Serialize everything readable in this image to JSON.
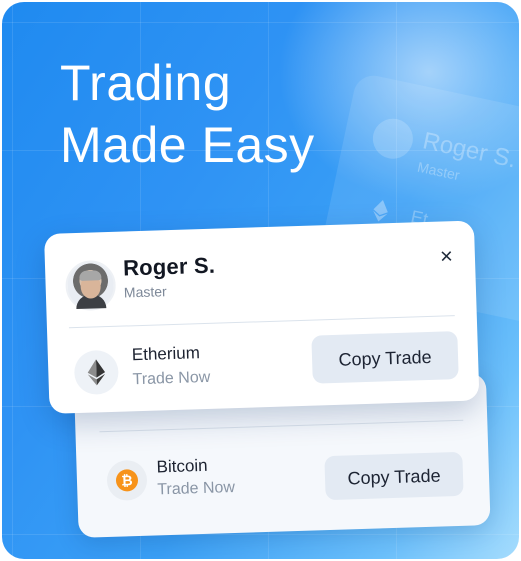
{
  "hero": {
    "line1": "Trading",
    "line2": "Made Easy"
  },
  "ghost_card": {
    "name": "Roger S.",
    "role": "Master",
    "coin_fragment": "Et"
  },
  "profile_card": {
    "name": "Roger S.",
    "role": "Master",
    "close_symbol": "×",
    "coin": {
      "name": "Etherium",
      "action": "Trade Now",
      "icon": "ethereum-icon"
    },
    "button_label": "Copy Trade"
  },
  "second_card": {
    "close_symbol": "×",
    "coin": {
      "name": "Bitcoin",
      "action": "Trade Now",
      "icon": "bitcoin-icon",
      "symbol": "₿"
    },
    "button_label": "Copy Trade"
  },
  "colors": {
    "background_start": "#1f8af0",
    "background_end": "#a5dcfd",
    "bitcoin": "#f7931a",
    "button_bg": "#e3eaf3"
  }
}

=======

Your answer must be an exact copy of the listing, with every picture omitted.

* _OUTPUT FOR THIS TASK_:
Serialize everything readable in this image to JSON.
{
  "hero": {
    "line1": "Trading",
    "line2": "Made Easy"
  },
  "ghost_card": {
    "name": "Roger S.",
    "role": "Master",
    "coin_fragment": "Et"
  },
  "profile_card": {
    "name": "Roger S.",
    "role": "Master",
    "close_symbol": "×",
    "coin": {
      "name": "Etherium",
      "action": "Trade Now",
      "icon": "ethereum-icon"
    },
    "button_label": "Copy Trade"
  },
  "second_card": {
    "close_symbol": "×",
    "coin": {
      "name": "Bitcoin",
      "action": "Trade Now",
      "icon": "bitcoin-icon",
      "symbol": "₿"
    },
    "button_label": "Copy Trade"
  },
  "colors": {
    "background_start": "#1f8af0",
    "background_end": "#a5dcfd",
    "bitcoin": "#f7931a",
    "button_bg": "#e3eaf3"
  }
}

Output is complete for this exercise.